End-to-end example showing how Magic works with the Node.js Express framework.
Welcome to our end-to-end example to demonstrate how Magic works with your own Node.js server using the popular Express framework! If you haven't gone through the Hello World Example, we strongly recommend going through it before starting this tutorial.
In this example, we'll be implementing an additional feature in the Hello World example - letting only authorized users buy apples 🍎 and see how many they own.
0. Set Up Tutorial Template
Use our Node Tutorial Template to follow along with this tutorial.
The full stack Node.js server is set up using the vanilla Express template on CodeSandBox, using NeDB as an ultra lightweight database (you can switch it to other databases like MongoDB too) and the
express-session NPM package to manage sessions. We'll make use of the Magic Admin SDK for this example. You can learn how to install it via npm or yarn in the Node.js reference.
1. Setup Environment Variables
From the CodeSandBox's Node Tutorial Template, click "Fork" to create your own instance to play with.
Once you've forked the template, click on the "Server Rack" icon in the left menu, and then update your "Secret Keys".
To grab these two values, you need to sign up or log in to the Magic Dashboard to view your API keys. Once you are logged in you, you can add
MAGIC_SECRET_KEY as Name, and your actual secret API key, which looks something like
sk_test_********* as Value.
Once that's done, you can add
MAGIC_PUBLISHABLE_KEY as Name, and your publishable API key, which looks something like
pk_test_********* as Value.
Once the keys are copy and pasted in the Secret Keys section, click Restart Server to load these environment variables in the CodeSandBox container.
Note that the
MAGIC_SECRET_KEY environment variable is used to initialize the Magic Admin SDK.
Your very own full-stack Magic Apple Store application is now running! 🍎
The next steps explain each of major sections of the code base.
2️. Implement Auth Strategy
Magic leverages the popular and battle-tested Passport authentication middleware package for Express to provide our passwordless authentication service. This way it will be very seamless and easy to integrate for developers who are already familiar with Passport! (Don't worry if you are not, we'll go through comprehensive examples in this tutorial)
Magic's authentication is based on the Decentralized ID (DID) token standard, and the strategy implemented by
passport-magic already takes care of the heavy-lifting by verifying the token and returning the authenticated user object. In this strategy, we'd like to define what to do if this user is a new user versus a returning user.
Note that in the DID standard we use
issuer quite a lot, which looks something like
did:ethr:0xE0cef4417a772512E6C95cEf366403839b0D6D6D, it represents a unique blockchain public address which can often be used as an identifier field. The issuer can be used to fetch the authenticated user's metadata, which includes their associated email address.
3️. Implement Auth Behaviors
Implement User Signup
The user signup behavior is pretty straightforward in this case, where a new user would be inserted into the NeDB database.

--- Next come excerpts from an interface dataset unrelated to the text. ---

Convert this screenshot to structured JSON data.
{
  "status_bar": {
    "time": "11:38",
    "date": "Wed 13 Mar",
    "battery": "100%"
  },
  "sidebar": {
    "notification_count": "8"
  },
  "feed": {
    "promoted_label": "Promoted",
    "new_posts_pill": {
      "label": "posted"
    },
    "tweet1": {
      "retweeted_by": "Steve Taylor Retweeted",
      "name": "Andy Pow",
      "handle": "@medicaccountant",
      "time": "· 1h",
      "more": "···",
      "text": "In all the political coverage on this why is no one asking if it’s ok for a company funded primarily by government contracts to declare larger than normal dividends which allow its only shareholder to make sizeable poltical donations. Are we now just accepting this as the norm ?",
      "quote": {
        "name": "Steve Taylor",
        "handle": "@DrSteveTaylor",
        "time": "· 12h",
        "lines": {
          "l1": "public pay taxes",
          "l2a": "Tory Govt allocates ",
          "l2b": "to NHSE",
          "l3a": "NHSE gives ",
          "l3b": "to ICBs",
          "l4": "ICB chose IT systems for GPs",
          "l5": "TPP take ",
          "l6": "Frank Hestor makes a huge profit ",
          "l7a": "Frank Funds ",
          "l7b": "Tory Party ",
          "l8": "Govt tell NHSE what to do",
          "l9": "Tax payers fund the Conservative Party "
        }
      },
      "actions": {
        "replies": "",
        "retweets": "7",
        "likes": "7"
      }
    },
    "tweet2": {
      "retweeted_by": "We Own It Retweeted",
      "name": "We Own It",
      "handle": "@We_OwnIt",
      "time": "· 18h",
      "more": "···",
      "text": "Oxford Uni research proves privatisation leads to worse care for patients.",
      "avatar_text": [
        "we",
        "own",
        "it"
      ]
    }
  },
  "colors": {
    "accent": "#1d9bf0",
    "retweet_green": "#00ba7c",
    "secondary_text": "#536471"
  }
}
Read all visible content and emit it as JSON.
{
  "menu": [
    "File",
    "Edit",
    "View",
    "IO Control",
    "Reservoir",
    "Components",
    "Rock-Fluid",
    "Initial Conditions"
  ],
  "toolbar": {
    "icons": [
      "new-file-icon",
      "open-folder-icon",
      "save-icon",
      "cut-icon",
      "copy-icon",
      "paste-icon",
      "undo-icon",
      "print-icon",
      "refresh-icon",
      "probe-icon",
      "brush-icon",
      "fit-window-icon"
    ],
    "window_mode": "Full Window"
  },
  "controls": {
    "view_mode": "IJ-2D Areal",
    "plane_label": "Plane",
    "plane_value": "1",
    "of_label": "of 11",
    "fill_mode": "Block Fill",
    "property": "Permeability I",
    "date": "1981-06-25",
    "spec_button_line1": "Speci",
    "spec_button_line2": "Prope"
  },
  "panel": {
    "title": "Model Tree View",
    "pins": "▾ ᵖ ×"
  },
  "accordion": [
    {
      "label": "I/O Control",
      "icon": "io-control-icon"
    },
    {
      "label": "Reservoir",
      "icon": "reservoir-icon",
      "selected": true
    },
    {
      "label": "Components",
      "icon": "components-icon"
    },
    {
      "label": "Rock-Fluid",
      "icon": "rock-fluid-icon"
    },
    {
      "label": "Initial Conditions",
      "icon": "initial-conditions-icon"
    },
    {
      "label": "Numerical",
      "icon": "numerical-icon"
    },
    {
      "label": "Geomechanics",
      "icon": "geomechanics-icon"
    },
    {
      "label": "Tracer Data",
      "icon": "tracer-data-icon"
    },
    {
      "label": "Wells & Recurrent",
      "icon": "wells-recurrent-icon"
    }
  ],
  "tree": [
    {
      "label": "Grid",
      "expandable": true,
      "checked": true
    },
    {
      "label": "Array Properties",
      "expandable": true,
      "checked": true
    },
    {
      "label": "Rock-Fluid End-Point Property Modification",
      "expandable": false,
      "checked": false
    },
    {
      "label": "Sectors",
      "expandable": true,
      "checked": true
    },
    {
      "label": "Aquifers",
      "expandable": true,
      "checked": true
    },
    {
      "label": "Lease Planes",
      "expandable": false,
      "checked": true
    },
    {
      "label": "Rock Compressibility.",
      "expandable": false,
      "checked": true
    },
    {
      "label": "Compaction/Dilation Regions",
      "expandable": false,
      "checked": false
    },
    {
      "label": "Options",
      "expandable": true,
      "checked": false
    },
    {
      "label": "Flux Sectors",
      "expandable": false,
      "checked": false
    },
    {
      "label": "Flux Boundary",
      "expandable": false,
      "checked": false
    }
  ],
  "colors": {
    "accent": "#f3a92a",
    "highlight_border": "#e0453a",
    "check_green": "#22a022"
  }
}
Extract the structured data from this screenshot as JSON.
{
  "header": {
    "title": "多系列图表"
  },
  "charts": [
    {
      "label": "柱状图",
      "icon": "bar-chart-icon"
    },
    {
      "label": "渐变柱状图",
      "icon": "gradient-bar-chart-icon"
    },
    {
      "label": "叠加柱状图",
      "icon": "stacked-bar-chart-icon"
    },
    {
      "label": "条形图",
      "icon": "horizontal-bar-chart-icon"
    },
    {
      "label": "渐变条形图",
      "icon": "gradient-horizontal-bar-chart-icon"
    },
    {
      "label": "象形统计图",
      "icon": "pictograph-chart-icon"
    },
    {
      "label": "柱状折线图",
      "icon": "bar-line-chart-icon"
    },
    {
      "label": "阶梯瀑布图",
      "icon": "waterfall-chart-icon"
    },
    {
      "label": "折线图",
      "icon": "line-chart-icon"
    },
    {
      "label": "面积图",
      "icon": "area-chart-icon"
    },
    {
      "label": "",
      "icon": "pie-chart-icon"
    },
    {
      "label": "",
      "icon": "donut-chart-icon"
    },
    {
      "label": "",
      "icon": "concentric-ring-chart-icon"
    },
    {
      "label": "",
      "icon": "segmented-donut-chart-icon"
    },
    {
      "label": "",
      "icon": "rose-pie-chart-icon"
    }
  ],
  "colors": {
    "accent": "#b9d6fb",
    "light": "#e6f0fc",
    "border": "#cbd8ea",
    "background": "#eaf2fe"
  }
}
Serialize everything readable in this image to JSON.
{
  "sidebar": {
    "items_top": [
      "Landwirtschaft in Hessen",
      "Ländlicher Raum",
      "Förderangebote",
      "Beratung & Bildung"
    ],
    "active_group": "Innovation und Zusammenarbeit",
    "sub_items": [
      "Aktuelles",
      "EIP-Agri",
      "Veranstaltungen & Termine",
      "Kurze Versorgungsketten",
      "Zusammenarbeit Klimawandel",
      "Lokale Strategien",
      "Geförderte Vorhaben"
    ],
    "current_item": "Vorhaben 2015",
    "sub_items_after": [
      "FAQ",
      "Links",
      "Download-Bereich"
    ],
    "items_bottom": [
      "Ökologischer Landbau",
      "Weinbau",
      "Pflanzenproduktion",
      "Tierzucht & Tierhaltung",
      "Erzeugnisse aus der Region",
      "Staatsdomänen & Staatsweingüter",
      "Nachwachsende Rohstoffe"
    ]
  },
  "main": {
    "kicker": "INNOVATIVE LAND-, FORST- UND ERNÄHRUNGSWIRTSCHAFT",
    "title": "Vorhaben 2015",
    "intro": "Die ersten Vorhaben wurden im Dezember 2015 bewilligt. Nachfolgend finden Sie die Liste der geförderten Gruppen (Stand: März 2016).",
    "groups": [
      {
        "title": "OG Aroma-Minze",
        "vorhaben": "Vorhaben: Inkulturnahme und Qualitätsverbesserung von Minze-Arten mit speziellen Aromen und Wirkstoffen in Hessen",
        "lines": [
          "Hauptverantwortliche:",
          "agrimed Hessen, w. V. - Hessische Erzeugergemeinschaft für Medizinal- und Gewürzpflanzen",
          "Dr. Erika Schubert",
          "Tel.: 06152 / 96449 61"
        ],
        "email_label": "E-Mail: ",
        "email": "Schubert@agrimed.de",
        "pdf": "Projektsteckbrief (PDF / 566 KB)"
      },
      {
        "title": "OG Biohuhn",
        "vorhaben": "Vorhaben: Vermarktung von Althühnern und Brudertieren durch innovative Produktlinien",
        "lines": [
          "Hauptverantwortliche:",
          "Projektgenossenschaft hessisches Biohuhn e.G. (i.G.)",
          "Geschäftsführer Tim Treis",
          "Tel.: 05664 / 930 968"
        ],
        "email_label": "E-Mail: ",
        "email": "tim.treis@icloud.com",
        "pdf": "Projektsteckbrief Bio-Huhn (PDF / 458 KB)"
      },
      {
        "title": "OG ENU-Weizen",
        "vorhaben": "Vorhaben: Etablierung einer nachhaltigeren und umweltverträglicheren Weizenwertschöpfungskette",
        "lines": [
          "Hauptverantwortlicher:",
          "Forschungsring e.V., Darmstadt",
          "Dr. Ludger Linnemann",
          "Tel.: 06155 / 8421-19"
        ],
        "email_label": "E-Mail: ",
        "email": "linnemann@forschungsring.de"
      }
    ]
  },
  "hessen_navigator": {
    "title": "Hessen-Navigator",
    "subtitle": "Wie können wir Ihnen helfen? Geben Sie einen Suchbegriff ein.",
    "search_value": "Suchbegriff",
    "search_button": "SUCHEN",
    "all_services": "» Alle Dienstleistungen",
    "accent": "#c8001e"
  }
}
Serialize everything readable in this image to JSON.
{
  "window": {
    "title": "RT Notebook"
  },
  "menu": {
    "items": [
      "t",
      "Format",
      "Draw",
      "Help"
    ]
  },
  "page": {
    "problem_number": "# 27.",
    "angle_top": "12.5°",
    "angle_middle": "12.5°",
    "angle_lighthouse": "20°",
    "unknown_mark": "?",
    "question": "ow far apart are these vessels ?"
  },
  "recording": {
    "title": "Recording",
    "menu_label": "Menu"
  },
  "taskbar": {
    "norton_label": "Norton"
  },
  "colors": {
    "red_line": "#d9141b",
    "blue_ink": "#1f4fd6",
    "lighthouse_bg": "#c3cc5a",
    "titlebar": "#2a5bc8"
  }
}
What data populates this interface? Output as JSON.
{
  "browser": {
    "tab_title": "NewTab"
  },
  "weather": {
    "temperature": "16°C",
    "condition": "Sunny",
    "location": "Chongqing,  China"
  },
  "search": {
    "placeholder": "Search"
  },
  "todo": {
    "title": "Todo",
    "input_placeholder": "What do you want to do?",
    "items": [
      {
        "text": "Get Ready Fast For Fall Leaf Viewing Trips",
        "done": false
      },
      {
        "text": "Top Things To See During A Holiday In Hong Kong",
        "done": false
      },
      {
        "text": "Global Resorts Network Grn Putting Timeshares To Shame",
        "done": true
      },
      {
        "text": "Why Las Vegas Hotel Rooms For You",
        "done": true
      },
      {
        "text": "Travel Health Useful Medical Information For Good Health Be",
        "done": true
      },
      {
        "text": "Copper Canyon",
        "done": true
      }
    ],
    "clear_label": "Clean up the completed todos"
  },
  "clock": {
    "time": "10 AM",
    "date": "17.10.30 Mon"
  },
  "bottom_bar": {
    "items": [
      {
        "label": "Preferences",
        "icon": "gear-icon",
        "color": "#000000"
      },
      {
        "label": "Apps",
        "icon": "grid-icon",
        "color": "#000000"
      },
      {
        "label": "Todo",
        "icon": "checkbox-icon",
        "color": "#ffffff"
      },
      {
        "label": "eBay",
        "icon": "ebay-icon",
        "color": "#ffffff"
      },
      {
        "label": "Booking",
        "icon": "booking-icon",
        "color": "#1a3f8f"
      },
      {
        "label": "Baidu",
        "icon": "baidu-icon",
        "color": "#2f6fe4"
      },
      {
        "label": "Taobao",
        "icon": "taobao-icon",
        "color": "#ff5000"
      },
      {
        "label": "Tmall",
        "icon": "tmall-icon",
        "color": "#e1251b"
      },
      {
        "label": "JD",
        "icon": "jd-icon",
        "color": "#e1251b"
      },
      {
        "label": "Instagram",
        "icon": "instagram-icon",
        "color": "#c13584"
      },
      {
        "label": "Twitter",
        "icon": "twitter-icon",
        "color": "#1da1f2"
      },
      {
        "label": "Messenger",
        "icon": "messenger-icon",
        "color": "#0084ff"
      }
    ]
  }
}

Implement User Login
Since authentication is token-based, the user login behavior needs to implement a timestamp check to protect against replay attacks - here's a simple reference implementation, but you can make adjustments depending on your security preference.
Here's an example of how to call the Login Endpoint from the client-side:
4️. Implement Session Behavior
An awesome feature from the Passport middleware is the possibility to populate the
req.user object with an actual database record, so that the data can be conveniently used in your endpoints. See the next section for more examples.
5️. Implement User Endpoints
Implement Get Data Endpoint
This endpoint is responsible for grabbing the currently authenticated user's data, including the number of apples 🍎 to be displayed in the front-end! Note how this endpoint uses
req.isAuthenticated() to check if the current user is authenticated, and
req.user can be passed to the front-end without fetching from the database again!
Here's how you would call the Get Data Endpoint from the client-side:
Implement Buy Apple Endpoint
Follows similar pattern as the Get Data Endpoint, instead authenticated user can now update and increment their apple count!
Here's how you would call the Buy Apple Endpoint from the client-side:
Implement Logout Endpoint
To log out the user, you can use the Magic Admin SDK to logout the current user based on the user ID, remember to also call
req.logout() to clear the Express user session as well!
With this, you no longer have to call
magic.user.logout() on the client-side.
🎉 Congratulations! Now that you've completed the tutorial, you should have a working version of the 🍎 Apple Store app!
👉 What's Next
Use Magic with existing tools
Firebase – Magic provides much flexibility and composability to be combined with many other powerful platforms such as Firebase. Learn how to plug Magic into the entire Firebase suite of tools!
Customize your Magic flow 🎨
You can customize the login experience using your own UI instead of Magic's default one and/or customize the magic link email with your brand. Learn how to customize.